Wonderful, right? A midwife service that not only delivers babies, but teaches decision-making and inner strength! …but does it work?
Sadly enough, Ishida-san admitted that women in Northern Japan are emotionally weaker, rather than stronger, since the Great East Japan Earthquake, despite the best efforts of the Midwives’ Association. And it is a good-sized network: 114 registered midwives serve the Fukushima prefecture, not counting those with licenses who work independently. Their efforts, however, are not enough to stem the tide of anxiety and fear stemming from the post-meltdown environmental contamination. I realized that since the quake, midwives have been serving as counselors and therapists (Japan has a dearth of both) as well as baby-whisperers, and again was both humbled and impressed.
Ishida-san and her assistant Yuri-san spoke of their patients with understanding and sympathy, rather than pity. Since they live in the same district of Fukushima as their patients, they share the same challenges, and they also have chosen to take precautions against nuclear radiation rather than leave their homes and break up their family units. They test their food. They hang laundry inside. They shake dirt off on the doorstep. They clean the outside of their houses with power hoses (courtesy of the central government). They check radiation levels around their homes on a daily basis. They try to stay informed, though this is not easy to do as they are constantly bombarded with conflicting information. They believe that radiation levels have gone down significantly, and that they can build a new life for themselves and their children without leaving Fukushima.
Is this wise? Have folks’ brains been, as some bloggers like to intimate, addled by radiation poisoning? Well, that is none of our business, is it? We all have the right to decide our own course, and as Ishida-san firmly stated, health is not just about physical well-being. She and Sanpei-san both believe that those who have chosen to stay in the Watari district have made valid decisions based on ties to their family, work commitments, and living arrangements, and that these factors are important for their emotional health. Ishida-san and her colleagues believe that their job as midwives is not to judge, but to support women, and to encourage them to think for themselves and decide their own futures. The Fukushima midwives teach by example, dealing with hardship calmly and providing steady encouragement and a dose of old-fashioned common sense. Isn’t that what’s needed, more than “saving”, when all is said and done? Perseverance and endurance doesn’t have to mean weakness.
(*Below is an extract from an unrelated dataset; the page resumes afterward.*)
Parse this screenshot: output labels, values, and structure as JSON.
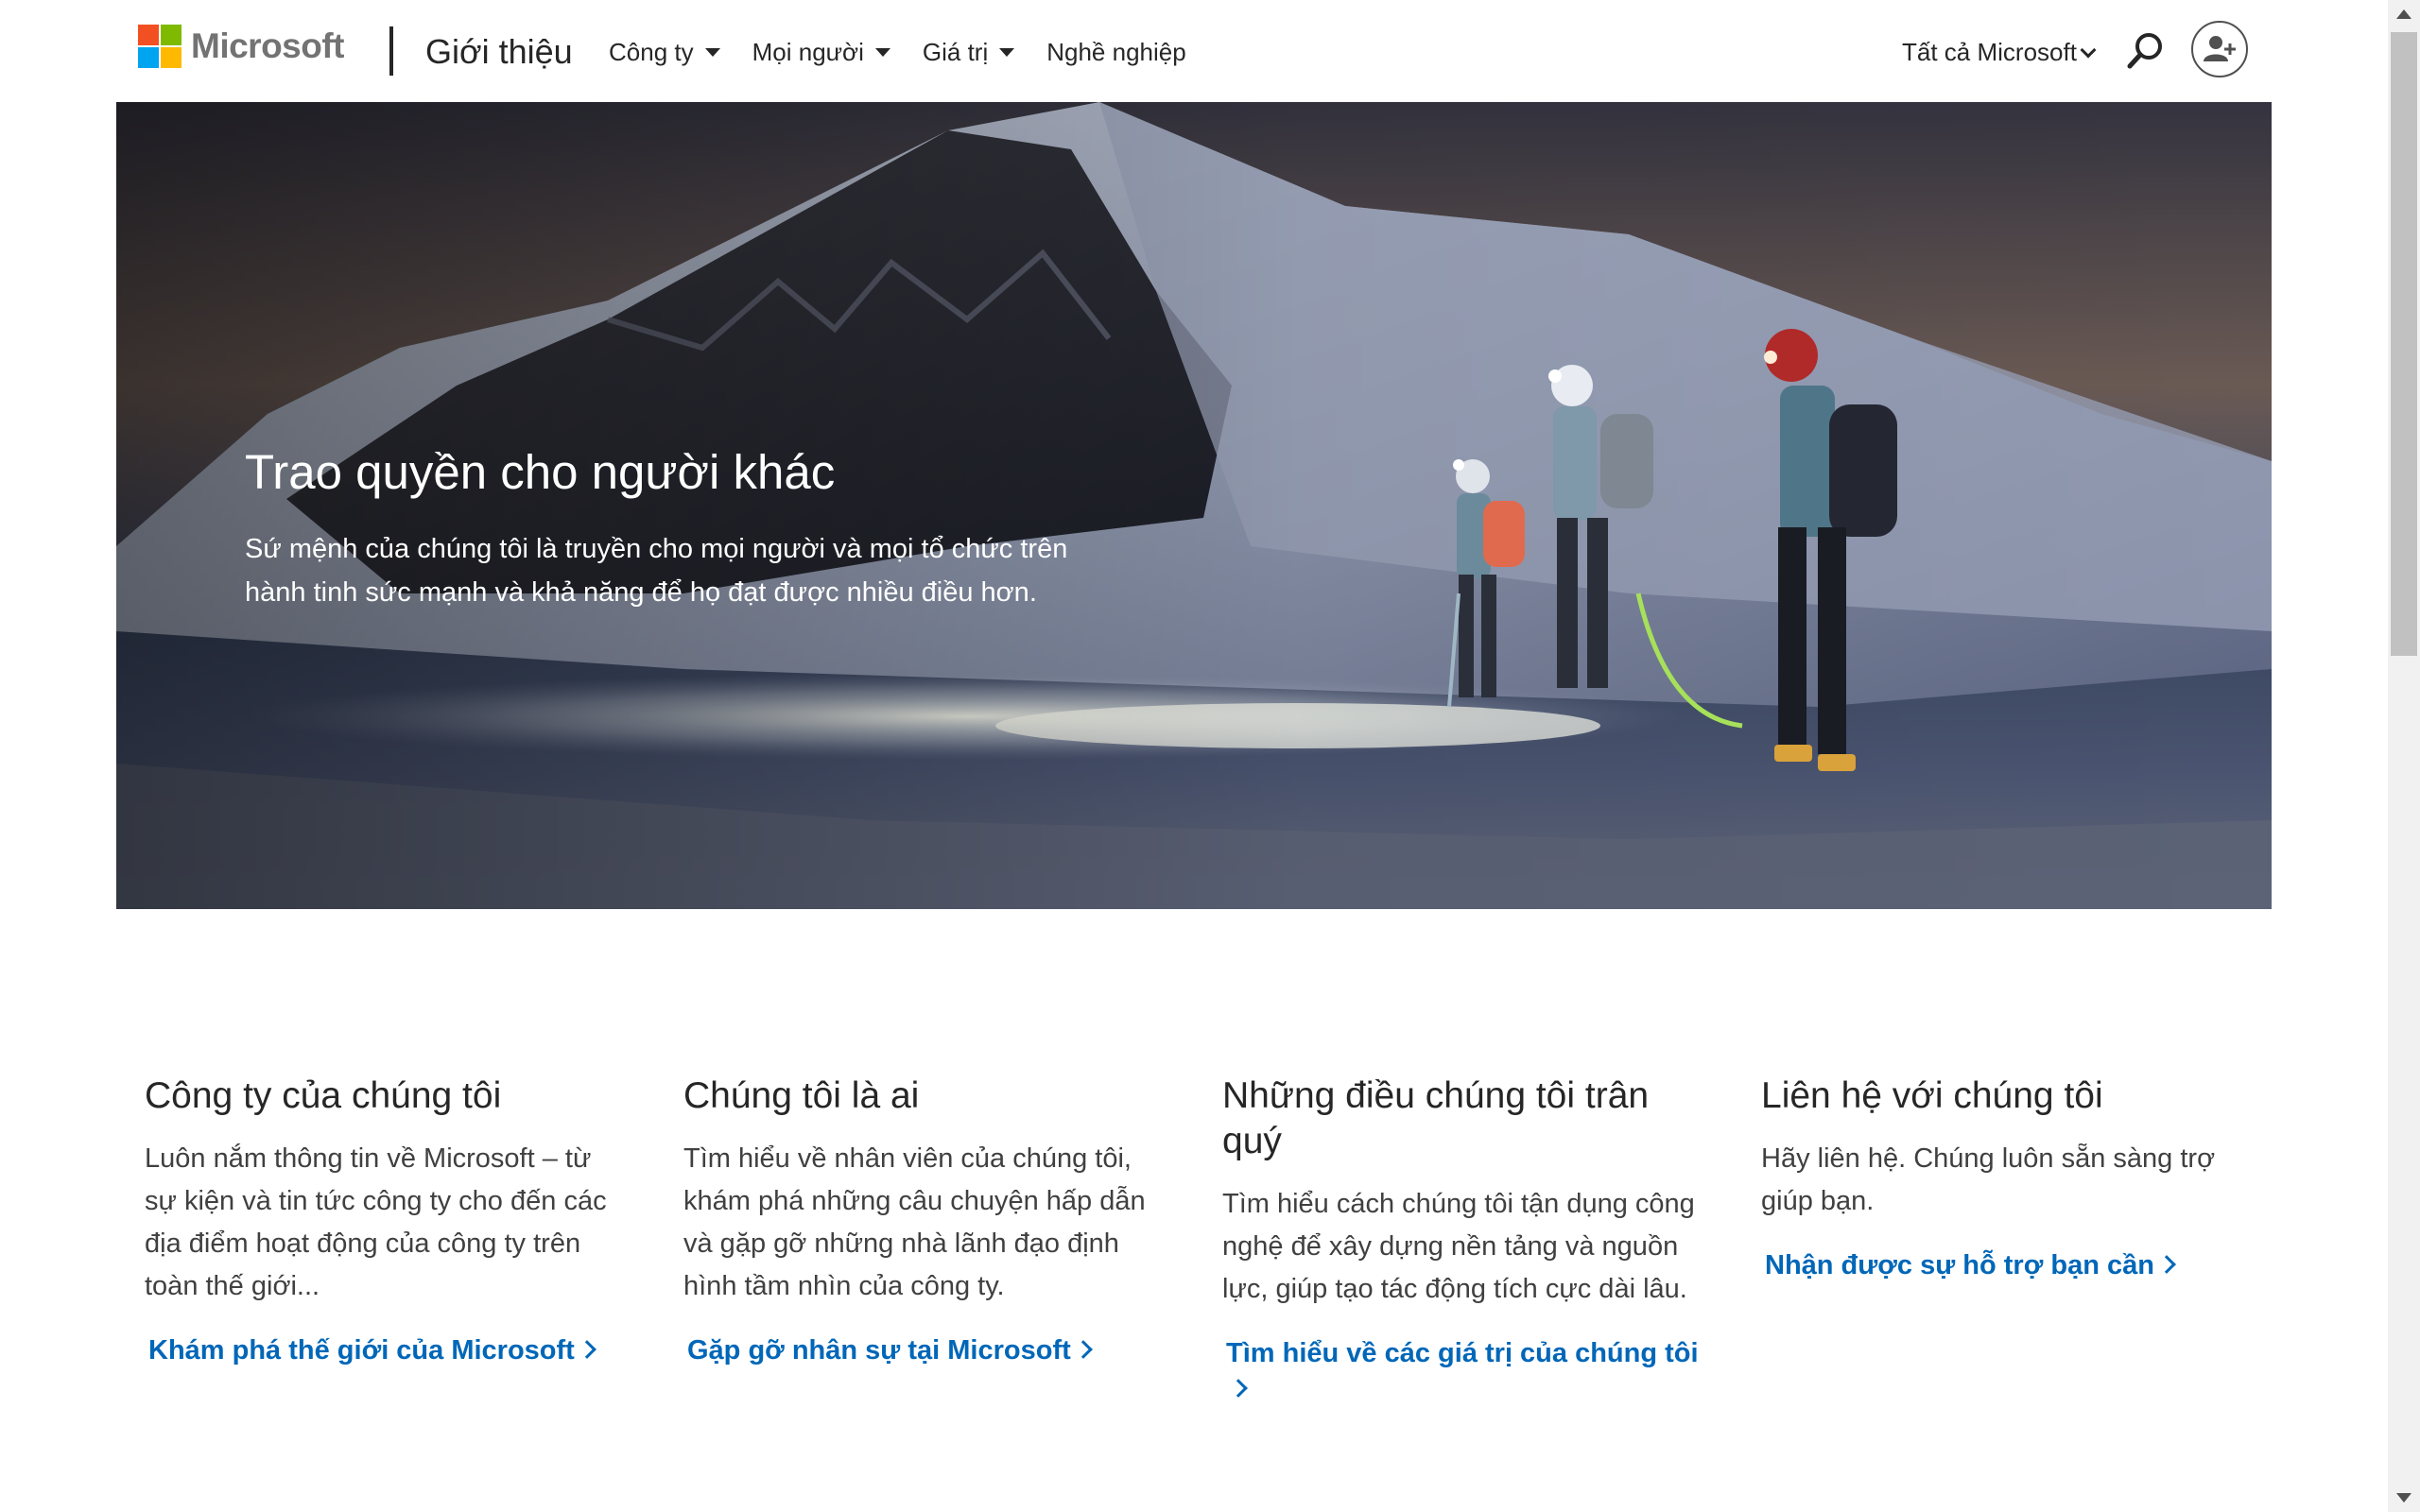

As I mentioned at the onset, our visit at the main office of the Midwives Association lasted a full four hours. Finally, realizing that Ishida-san must be hungry (we ourselves were starving), we excused ourselves and grabbed a taxi back to the Fukushima Station. It was a beautiful day, flowers were blooming, high school girls were hanging out in short uniform skirts, and Main Street looked like any ordinary rural Japanese city center except for the dearth of people. Too many taxis hanging out, too few shoppers lining the sidewalk, and too few tourists buying souvenirs at the station shops. Yukari and I bought some sweet little dumplings to take home, and boarded the super-sleek bullet train headed back to Tokyo, equipped with both food for literal consumption and food for thought.